*What you have to do*
Word for word, restate every record, though not the pictures.

*Task data*
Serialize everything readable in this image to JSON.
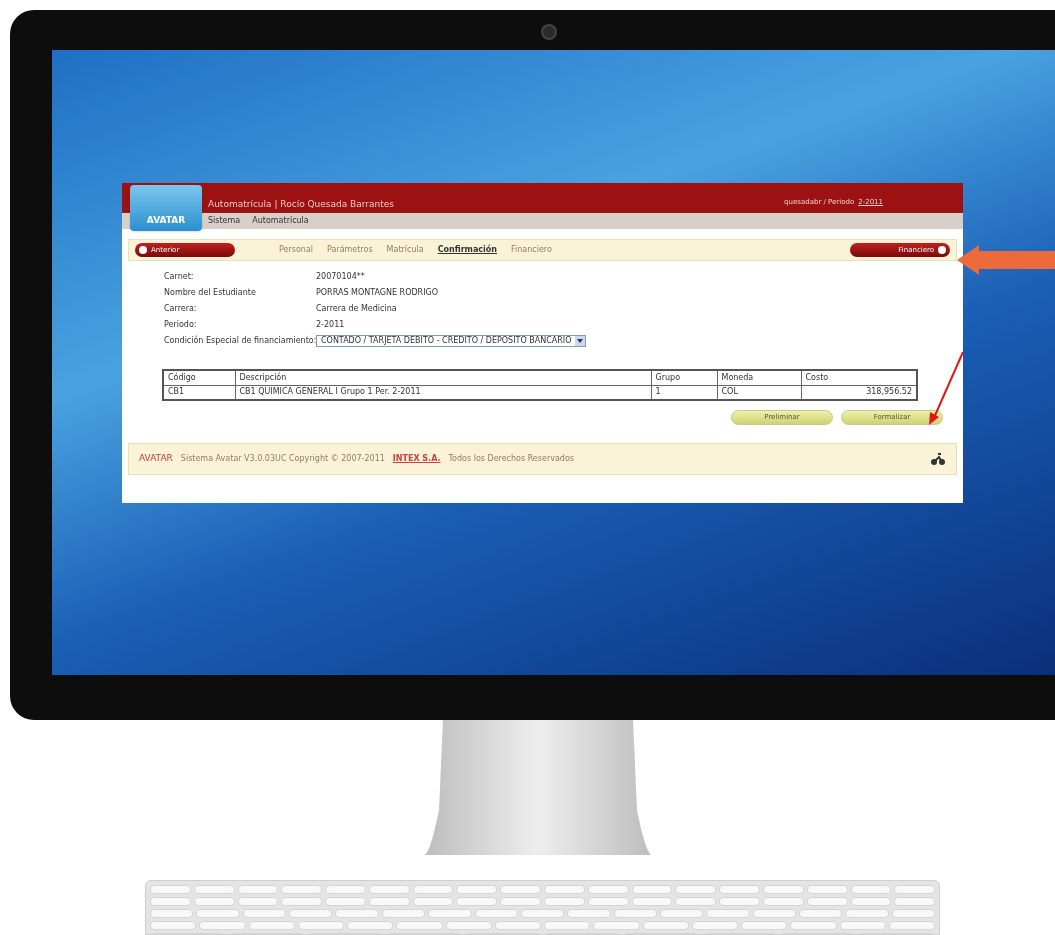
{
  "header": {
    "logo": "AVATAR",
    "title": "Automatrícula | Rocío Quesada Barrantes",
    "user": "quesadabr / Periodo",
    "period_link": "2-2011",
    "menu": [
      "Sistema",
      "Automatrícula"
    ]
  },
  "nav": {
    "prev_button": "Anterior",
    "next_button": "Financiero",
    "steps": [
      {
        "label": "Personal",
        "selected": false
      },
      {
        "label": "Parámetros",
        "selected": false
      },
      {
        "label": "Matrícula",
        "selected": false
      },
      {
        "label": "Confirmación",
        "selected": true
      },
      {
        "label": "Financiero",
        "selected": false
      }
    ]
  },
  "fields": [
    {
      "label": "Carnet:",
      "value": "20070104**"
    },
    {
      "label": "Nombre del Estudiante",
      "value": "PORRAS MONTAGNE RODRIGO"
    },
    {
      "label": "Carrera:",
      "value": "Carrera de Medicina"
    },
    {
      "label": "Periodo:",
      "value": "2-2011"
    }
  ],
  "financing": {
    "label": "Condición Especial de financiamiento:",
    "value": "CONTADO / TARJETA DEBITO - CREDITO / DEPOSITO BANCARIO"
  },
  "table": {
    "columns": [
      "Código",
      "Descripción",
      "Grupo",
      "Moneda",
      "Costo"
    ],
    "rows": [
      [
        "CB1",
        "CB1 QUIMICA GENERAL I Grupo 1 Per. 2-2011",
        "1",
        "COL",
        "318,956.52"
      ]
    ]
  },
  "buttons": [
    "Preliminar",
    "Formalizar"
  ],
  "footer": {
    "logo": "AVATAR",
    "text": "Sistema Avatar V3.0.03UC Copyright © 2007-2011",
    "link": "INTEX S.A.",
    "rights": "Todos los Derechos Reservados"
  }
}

*Answer section*
Serialize everything readable in this image to JSON.
{
  "header": {
    "logo": "AVATAR",
    "title": "Automatrícula | Rocío Quesada Barrantes",
    "user": "quesadabr / Periodo",
    "period_link": "2-2011",
    "menu": [
      "Sistema",
      "Automatrícula"
    ]
  },
  "nav": {
    "prev_button": "Anterior",
    "next_button": "Financiero",
    "steps": [
      {
        "label": "Personal",
        "selected": false
      },
      {
        "label": "Parámetros",
        "selected": false
      },
      {
        "label": "Matrícula",
        "selected": false
      },
      {
        "label": "Confirmación",
        "selected": true
      },
      {
        "label": "Financiero",
        "selected": false
      }
    ]
  },
  "fields": [
    {
      "label": "Carnet:",
      "value": "20070104**"
    },
    {
      "label": "Nombre del Estudiante",
      "value": "PORRAS MONTAGNE RODRIGO"
    },
    {
      "label": "Carrera:",
      "value": "Carrera de Medicina"
    },
    {
      "label": "Periodo:",
      "value": "2-2011"
    }
  ],
  "financing": {
    "label": "Condición Especial de financiamiento:",
    "value": "CONTADO / TARJETA DEBITO - CREDITO / DEPOSITO BANCARIO"
  },
  "table": {
    "columns": [
      "Código",
      "Descripción",
      "Grupo",
      "Moneda",
      "Costo"
    ],
    "rows": [
      [
        "CB1",
        "CB1 QUIMICA GENERAL I Grupo 1 Per. 2-2011",
        "1",
        "COL",
        "318,956.52"
      ]
    ]
  },
  "buttons": [
    "Preliminar",
    "Formalizar"
  ],
  "footer": {
    "logo": "AVATAR",
    "text": "Sistema Avatar V3.0.03UC Copyright © 2007-2011",
    "link": "INTEX S.A.",
    "rights": "Todos los Derechos Reservados"
  }
}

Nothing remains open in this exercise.